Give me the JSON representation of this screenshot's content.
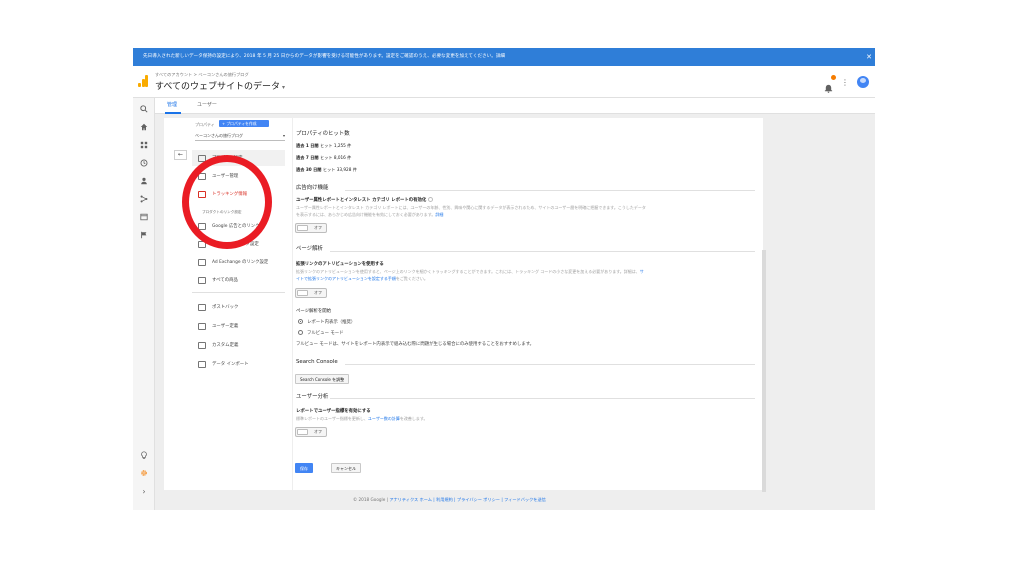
{
  "banner": {
    "text": "先日導入された新しいデータ保持の設定により、2018 年 5 月 25 日からのデータが影響を受ける可能性があります。設定をご確認のうえ、必要な変更を加えてください。詳細",
    "close_icon": "close-icon"
  },
  "header": {
    "breadcrumb": "すべてのアカウント > ベーコンさんの旅行ブログ",
    "view_title": "すべてのウェブサイトのデータ",
    "caret": "▾",
    "kebab": "⋮",
    "accent_color": "#f9ab00"
  },
  "tabs": [
    {
      "label": "管理"
    },
    {
      "label": "ユーザー"
    }
  ],
  "property": {
    "label": "プロパティ",
    "create_button": "+ プロパティを作成",
    "selected": "ベーコンさんの旅行ブログ",
    "back": "←",
    "menu": [
      {
        "label": "プロパティ設定",
        "icon": "settings-page-icon"
      },
      {
        "label": "ユーザー管理",
        "icon": "users-icon"
      },
      {
        "label": "トラッキング情報",
        "icon": "code-icon"
      },
      {
        "label": "プロダクトのリンク設定",
        "icon": "link-icon"
      },
      {
        "label": "Google 広告とのリンク",
        "icon": "ads-icon"
      },
      {
        "label": "AdSense のリンク設定",
        "icon": "adsense-icon"
      },
      {
        "label": "Ad Exchange のリンク設定",
        "icon": "adexchange-icon"
      },
      {
        "label": "すべての商品",
        "icon": "products-icon"
      },
      {
        "label": "ポストバック",
        "icon": "postback-icon"
      },
      {
        "label": "ユーザー定義",
        "icon": "user-definition-icon"
      },
      {
        "label": "カスタム定義",
        "icon": "dd-icon"
      },
      {
        "label": "データ インポート",
        "icon": "dd-icon"
      }
    ]
  },
  "main": {
    "hits_title": "プロパティのヒット数",
    "hits": [
      {
        "label": "過去 1 日間",
        "value": "ヒット 1,255 件"
      },
      {
        "label": "過去 7 日間",
        "value": "ヒット 8,016 件"
      },
      {
        "label": "過去 30 日間",
        "value": "ヒット 33,928 件"
      }
    ],
    "ads_title": "広告向け機能",
    "ads_heading": "ユーザー属性レポートとインタレスト カテゴリ レポートの有効化",
    "ads_desc_1": "ユーザー属性レポートとインタレスト カテゴリ レポートには、ユーザーの年齢、性別、興味や関心に関するデータが表示されるため、サイトのユーザー層を明確に把握できます。こうしたデータ",
    "ads_desc_2": "を表示するには、あらかじめ広告向け機能を有効にしておく必要があります。",
    "ads_desc_link": "詳細",
    "off_label": "オフ",
    "page_title": "ページ解析",
    "enhanced_heading": "拡張リンクのアトリビューションを使用する",
    "enhanced_desc_1": "拡張リンクのアトリビューションを使用すると、ページ上のリンクを細かくトラッキングすることができます。これには、トラッキング コードの小さな変更を加える必要があります。詳細は、",
    "enhanced_link_a": "サ",
    "enhanced_link_b": "イトで拡張リンクのアトリビューションを設定する手順",
    "enhanced_desc_2": "をご覧ください。",
    "page_default_heading": "ページ解析を開始",
    "radio_1": "レポート内表示（推奨）",
    "radio_2": "フルビュー モード",
    "fullview_desc": "フルビュー モードは、サイトをレポート内表示で組み込む際に問題が生じる場合にのみ使用することをおすすめします。",
    "search_console_title": "Search Console",
    "search_console_button": "Search Console を調整",
    "user_analysis_title": "ユーザー分析",
    "user_metric_heading": "レポートでユーザー指標を有効にする",
    "user_metric_desc": "標準レポートのユーザー指標を更新し、",
    "user_metric_link": "ユーザー数の計算",
    "user_metric_desc_2": "を改善します。",
    "save": "保存",
    "cancel": "キャンセル"
  },
  "footer": {
    "copyright": "© 2018 Google |",
    "links": "アナリティクス ホーム | 利用規約 | プライバシー ポリシー | フィードバックを送信"
  }
}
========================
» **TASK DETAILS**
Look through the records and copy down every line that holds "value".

» **ANSWER SECTION**
        "value": "ヒット 1,255 件"
        "value": "ヒット 8,016 件"
        "value": "ヒット 33,928 件"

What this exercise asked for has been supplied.